*** Opening Extracted material ***
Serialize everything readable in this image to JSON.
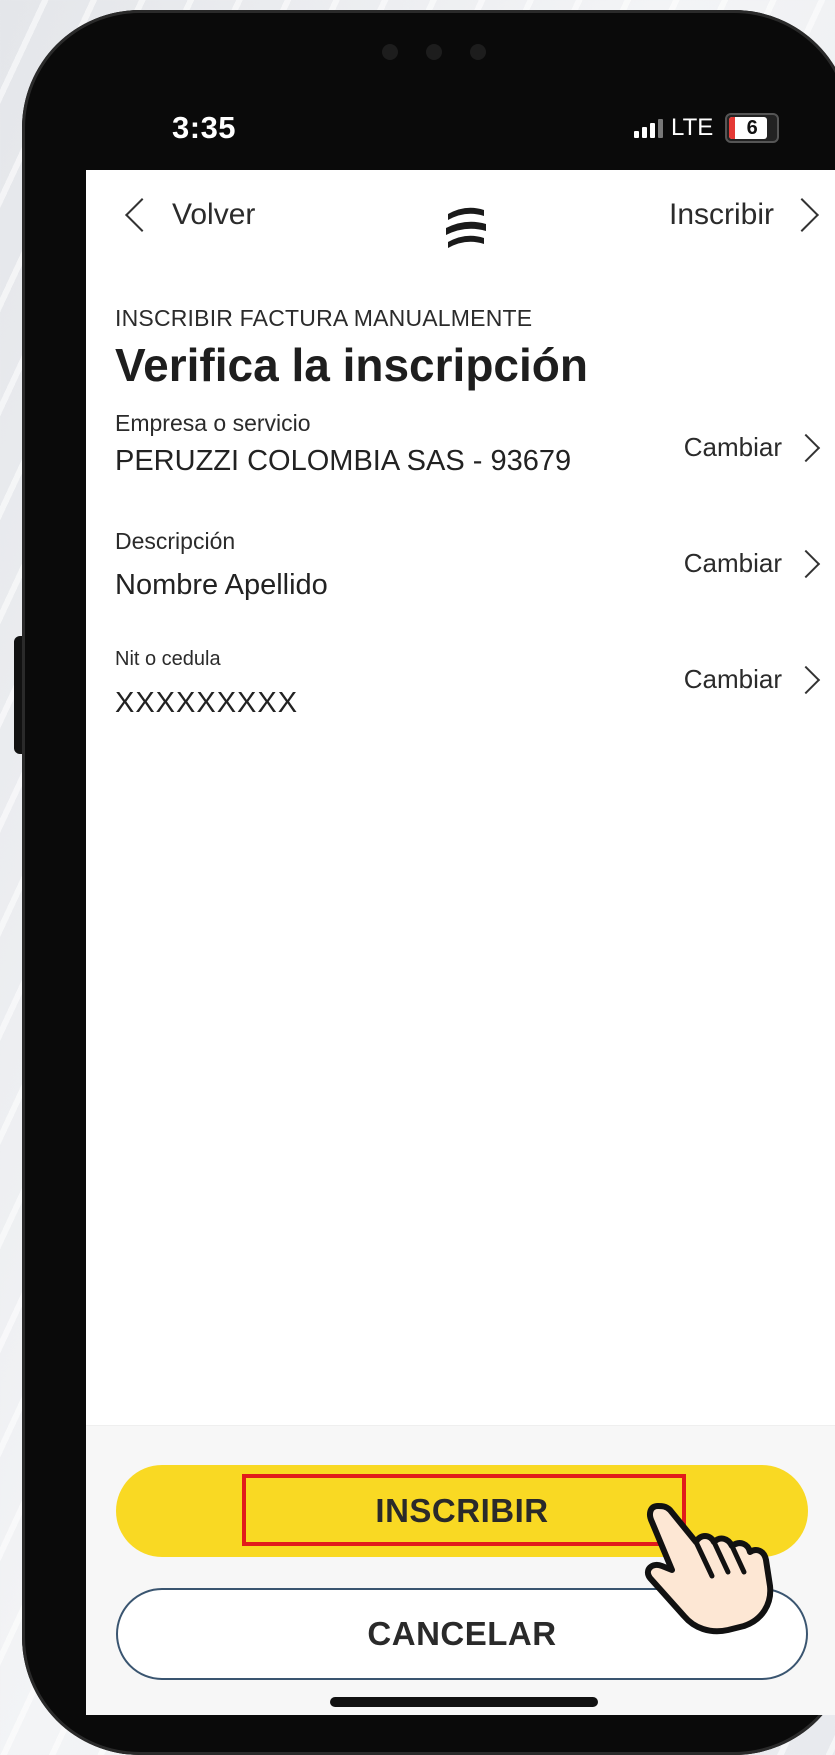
{
  "status_bar": {
    "time": "3:35",
    "network": "LTE",
    "battery": "6"
  },
  "nav": {
    "back_label": "Volver",
    "next_label": "Inscribir"
  },
  "header": {
    "kicker": "INSCRIBIR FACTURA MANUALMENTE",
    "title": "Verifica la inscripción"
  },
  "fields": [
    {
      "label": "Empresa o servicio",
      "value": "PERUZZI COLOMBIA SAS - 93679",
      "action": "Cambiar"
    },
    {
      "label": "Descripción",
      "value": "Nombre Apellido",
      "action": "Cambiar"
    },
    {
      "label": "Nit o cedula",
      "value": "XXXXXXXXX",
      "action": "Cambiar"
    }
  ],
  "actions": {
    "primary_label": "INSCRIBIR",
    "secondary_label": "CANCELAR"
  },
  "colors": {
    "accent": "#f9d923",
    "highlight": "#e21b1b",
    "secondary_border": "#3a5570"
  }
}
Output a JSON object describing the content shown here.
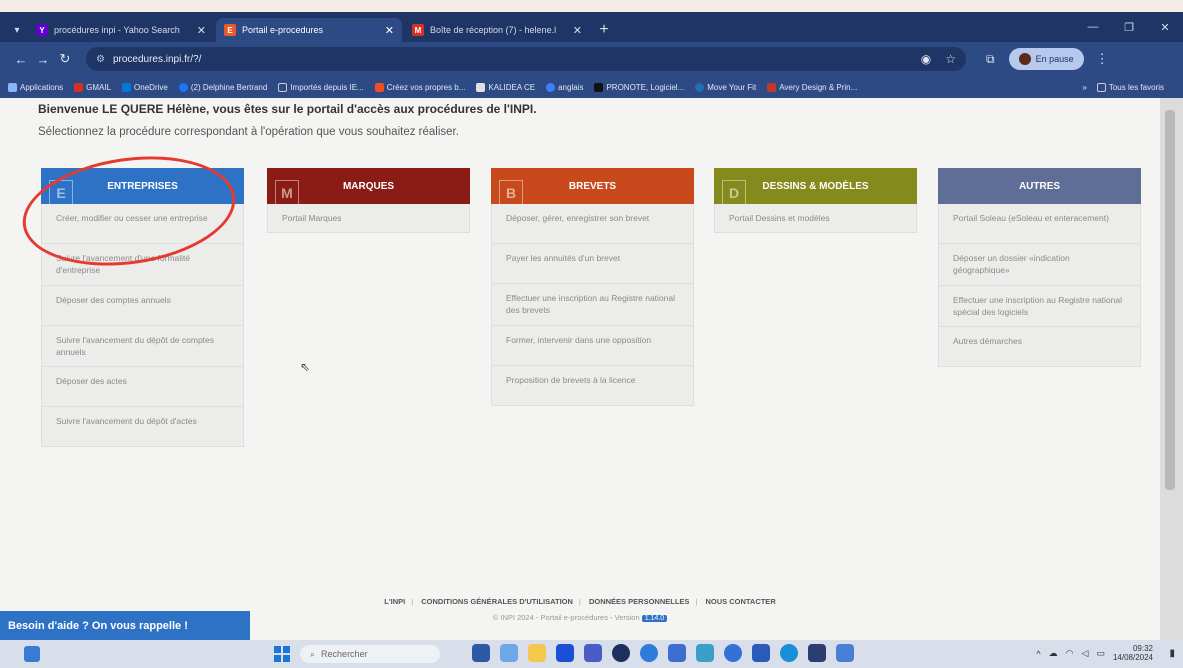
{
  "browser": {
    "tabs": [
      {
        "label": "procédures inpi - Yahoo Search",
        "favicon": "Y",
        "favicon_color": "#6001d2",
        "active": false
      },
      {
        "label": "Portail e-procedures",
        "favicon": "E",
        "favicon_color": "#e8592c",
        "active": true
      },
      {
        "label": "Boîte de réception (7) - helene.l",
        "favicon": "M",
        "favicon_color": "#d93025",
        "active": false
      }
    ],
    "url": "procedures.inpi.fr/?/",
    "profile_label": "En pause",
    "bookmarks": [
      {
        "label": "Applications",
        "color": "#8ab4f8"
      },
      {
        "label": "GMAIL",
        "color": "#d93025"
      },
      {
        "label": "OneDrive",
        "color": "#0078d4"
      },
      {
        "label": "(2) Delphine Bertrand",
        "color": "#1877f2"
      },
      {
        "label": "Importés depuis IE...",
        "color": "#cccccc"
      },
      {
        "label": "Créez vos propres b...",
        "color": "#f04e23"
      },
      {
        "label": "KALIDEA CE",
        "color": "#333333"
      },
      {
        "label": "anglais",
        "color": "#3b82f6"
      },
      {
        "label": "PRONOTE, Logiciel...",
        "color": "#222222"
      },
      {
        "label": "Move Your Fit",
        "color": "#1f6fb2"
      },
      {
        "label": "Avery Design & Prin...",
        "color": "#c0392b"
      }
    ],
    "bookmarks_more": "»",
    "all_bookmarks": "Tous les favoris"
  },
  "page": {
    "welcome": "Bienvenue LE QUERE Hélène, vous êtes sur le portail d'accès aux procédures de l'INPI.",
    "subtitle": "Sélectionnez la procédure correspondant à l'opération que vous souhaitez réaliser.",
    "columns": [
      {
        "title": "ENTREPRISES",
        "letter": "E",
        "items": [
          "Créer, modifier ou cesser une entreprise",
          "Suivre l'avancement d'une formalité d'entreprise",
          "Déposer des comptes annuels",
          "Suivre l'avancement du dépôt de comptes annuels",
          "Déposer des actes",
          "Suivre l'avancement du dépôt d'actes"
        ]
      },
      {
        "title": "MARQUES",
        "letter": "M",
        "items": [
          "Portail Marques"
        ]
      },
      {
        "title": "BREVETS",
        "letter": "B",
        "items": [
          "Déposer, gérer, enregistrer son brevet",
          "Payer les annuités d'un brevet",
          "Effectuer une inscription au Registre national des brevets",
          "Former, intervenir dans une opposition",
          "Proposition de brevets à la licence"
        ]
      },
      {
        "title": "DESSINS & MODÈLES",
        "letter": "D",
        "items": [
          "Portail Dessins et modèles"
        ]
      },
      {
        "title": "AUTRES",
        "letter": "",
        "items": [
          "Portail Soleau (eSoleau et enteracement)",
          "Déposer un dossier «indication géographique»",
          "Effectuer une inscription au Registre national spécial des logiciels",
          "Autres démarches"
        ]
      }
    ],
    "footer_links": [
      "L'INPI",
      "CONDITIONS GÉNÉRALES D'UTILISATION",
      "DONNÉES PERSONNELLES",
      "NOUS CONTACTER"
    ],
    "footer_copy": "© INPI 2024 - Portail e-procédures - Version",
    "version": "1.14.0",
    "help_button": "Besoin d'aide ? On vous rappelle !"
  },
  "taskbar": {
    "search_placeholder": "Rechercher",
    "time": "09:32",
    "date": "14/08/2024"
  }
}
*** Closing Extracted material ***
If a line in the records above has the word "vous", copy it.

• _Answer section_:
    "welcome": "Bienvenue LE QUERE Hélène, vous êtes sur le portail d'accès aux procédures de l'INPI.",
    "subtitle": "Sélectionnez la procédure correspondant à l'opération que vous souhaitez réaliser.",
    "help_button": "Besoin d'aide ? On vous rappelle !"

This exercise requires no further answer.